Stress also enters this vicious cycle. Physiologically, when we experience stress our bodies release a hormone called cortisol.  Cortisol sends our bodies into fight or flight, increases our hunger and makes it harder to lose weight. When we are caught in a vicious cycle of stressing about our stalled weight loss progress cortisol also manages to only extend a weight loss plateau. 

When people experience weight loss plateaus, they are most likely to respond in one of two ways, both of which, while well intended, seem to only make things worse.  One way people typically respond is by giving up.  They get discouraged by the fact that despite everything they are doing—all the dieting, workouts, eating healthy foods, etc.—they are not seeing progress.  As a result, they fall back into the cycle of comfort eating, being withdrawing and isolating while retreating to the mindset of hopelessness about their weight “If it’s not working anyway, what’s the point of doing it?”

Another way people respond to a weight loss plateau is by ramping up the rigidity of their program. This approach is basically like trying to fight anxiety by creating more anxiety, and it just doesn’t work. They double down on workouts, put even more drastic restrictions on calories, start obsessively weighing themselves multiple times a week, or even daily.  This creates a situation where the scale starts controlling their mood for the day as they ride this emotional rollercoaster based on the direction their weight is trending.  

The best response to weight loss plateaus

Now that I’ve reviewed how not to respond to weight loss plateaus, I’ll share what I tell my clients that helps them avoid those responses. 

The first thing you should do when encountering a weight loss plateau is keep in mind the fact that they are very common and are just a part of your weight loss journey.  In other words, keep the long-term mindset and resist short term tunnel vision. Keep your anchor (your why) in front of your face daily. Reflect on how far you’ve come. 

“Remember, it’s a journey. Not a destination.”  – Dr. Mondo

Are your clothes fitting better?  Do you feel healthier?  Are you achieving your workout goals?  There are many more ways to measure success than just a number on a scale, so focus on the things you’ve accomplished rather than only considering measuring success based strictly on your weight. Often times our weight loss may be stalling but we are getting stronger, leaner, and breaking through other plateaus outside of the scale. 

During plateaus it’s also vital to lean into your support system that speaks the language of weight loss rather than hiding from them.

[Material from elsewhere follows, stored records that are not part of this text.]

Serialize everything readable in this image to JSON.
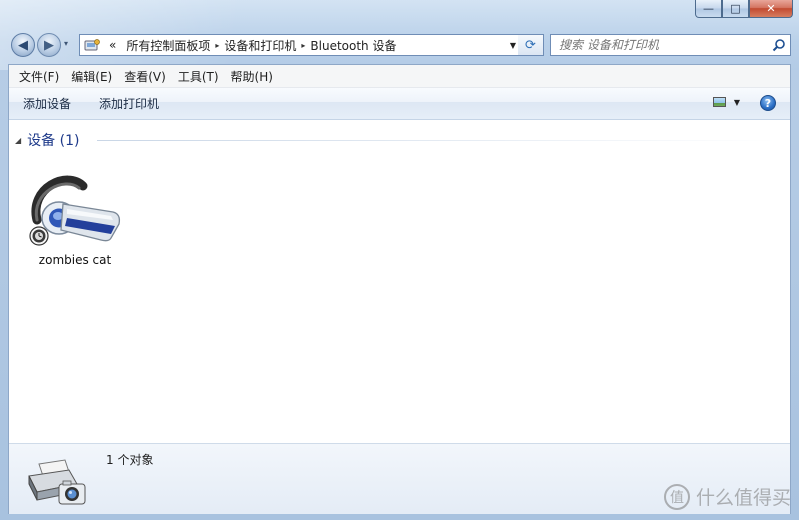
{
  "window": {
    "caption_buttons": {
      "minimize": "—",
      "maximize": "□",
      "close": "✕"
    }
  },
  "nav": {
    "back_glyph": "◀",
    "forward_glyph": "▶",
    "recent_glyph": "▾"
  },
  "address": {
    "prefix": "«",
    "breadcrumbs": [
      "所有控制面板项",
      "设备和打印机",
      "Bluetooth 设备"
    ],
    "separator": "▸",
    "dropdown_glyph": "▼",
    "refresh_glyph": "⟳"
  },
  "search": {
    "placeholder": "搜索 设备和打印机"
  },
  "menubar": {
    "items": [
      "文件(F)",
      "编辑(E)",
      "查看(V)",
      "工具(T)",
      "帮助(H)"
    ]
  },
  "toolbar": {
    "add_device": "添加设备",
    "add_printer": "添加打印机",
    "help_glyph": "?",
    "view_caret": "▼"
  },
  "group": {
    "title": "设备 (1)",
    "collapse_glyph": "◢"
  },
  "devices": [
    {
      "name": "zombies cat",
      "icon": "bluetooth-headset-icon"
    }
  ],
  "status": {
    "count": "1 个对象",
    "icon": "printer-camera-icon"
  },
  "watermark": {
    "glyph": "值",
    "text": "什么值得买"
  },
  "colors": {
    "accent": "#1e3a8a",
    "frame": "#b7cde6",
    "close": "#c24a31"
  }
}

Your fit family gets it. They’ve been there and they can offer validation, support and encouragement, that will be vital to you weathering that season of a weight loss plateau. 

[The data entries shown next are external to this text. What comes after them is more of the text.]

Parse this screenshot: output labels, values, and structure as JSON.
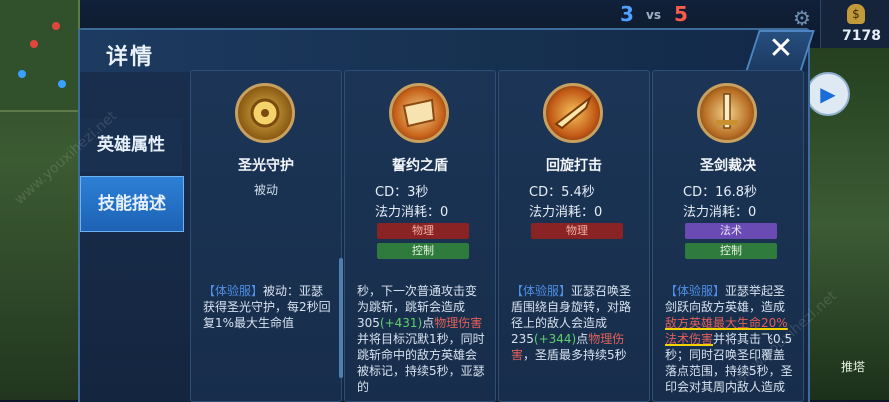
{
  "hud": {
    "score_blue": "3",
    "score_vs": "vs",
    "score_red": "5",
    "gold": "7178",
    "gold_symbol": "$",
    "right_label": "推塔"
  },
  "panel": {
    "title": "详情",
    "close_label": "✕",
    "tabs": [
      {
        "label": "英雄属性"
      },
      {
        "label": "技能描述"
      }
    ]
  },
  "skills": [
    {
      "name": "圣光守护",
      "type": "被动",
      "desc_prefix": "【体验服】",
      "desc": "被动：亚瑟获得圣光守护，每2秒回复1%最大生命值"
    },
    {
      "name": "誓约之盾",
      "cd": "CD：3秒",
      "mana": "法力消耗：0",
      "tags": [
        "物理",
        "控制"
      ],
      "desc_a": "秒，下一次普通攻击变为跳斩，跳斩会造成305",
      "desc_bonus": "(+431)",
      "desc_b": "点",
      "desc_dmg": "物理伤害",
      "desc_c": "并将目标沉默1秒，同时跳斩命中的敌方英雄会被标记，持续5秒，亚瑟的"
    },
    {
      "name": "回旋打击",
      "cd": "CD：5.4秒",
      "mana": "法力消耗：0",
      "tags": [
        "物理"
      ],
      "desc_prefix": "【体验服】",
      "desc_a": "亚瑟召唤圣盾围绕自身旋转，对路径上的敌人会造成235",
      "desc_bonus": "(+344)",
      "desc_b": "点",
      "desc_dmg": "物理伤害",
      "desc_c": "，圣盾最多持续5秒"
    },
    {
      "name": "圣剑裁决",
      "cd": "CD：16.8秒",
      "mana": "法力消耗：0",
      "tags": [
        "法术",
        "控制"
      ],
      "desc_prefix": "【体验服】",
      "desc_a": "亚瑟举起圣剑跃向敌方英雄，造成",
      "desc_hl": "敌方英雄最大生命20%法术伤害",
      "desc_c": "并将其击飞0.5秒；同时召唤圣印覆盖落点范围，持续5秒，圣印会对其周内敌人造成"
    }
  ],
  "watermark": "www.youxihezi.net"
}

Finally, d0n’t be afraid to reach out to the experts for guidance.  That means going back to your trainer and your nutritionist and letting them know you’ve plateaued and asking what you can do to shake things up—or even whether you should do something (sometimes the solution is making subtle changes but staying the course).  If you are seeing a counselor or therapist, bring it up with them as well to help you develop new pathways of response to the emotions that are coming up during plateaus. Therapy is a vital aspect of this process because plateaus don’t just trigger emotions they trigger stories that we tell about ourselves and our weight loss journeys. Most often it’s the storylines of “not being good enough”, being a “failure,” or being destined to “never lose weight” resurface in the midst of plateaus. As I talk about in my Road Map to Weight Loss program, a physical transformation will only occur when you’ve made the decision to re-write these aspects of your personal story using weight loss as the springboard. 

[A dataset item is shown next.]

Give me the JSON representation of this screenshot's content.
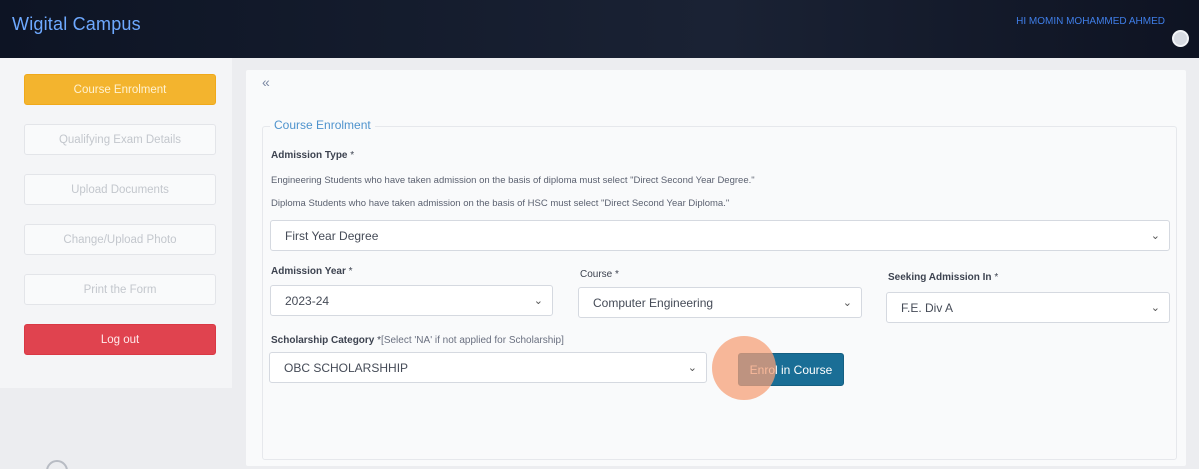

Above all, just keep showing up. Regardless of what the scale says. If you keep putting one foot in front of the other, keep striving to treat your body and yourself with care and love the scale will ultimately settle in the range it’s suppose to. Stay on the journey. Avoid looking for the weight loss destination. Plateaus, like rough seasons, will eventually pass. They always do, so long as we keep journeying ahead.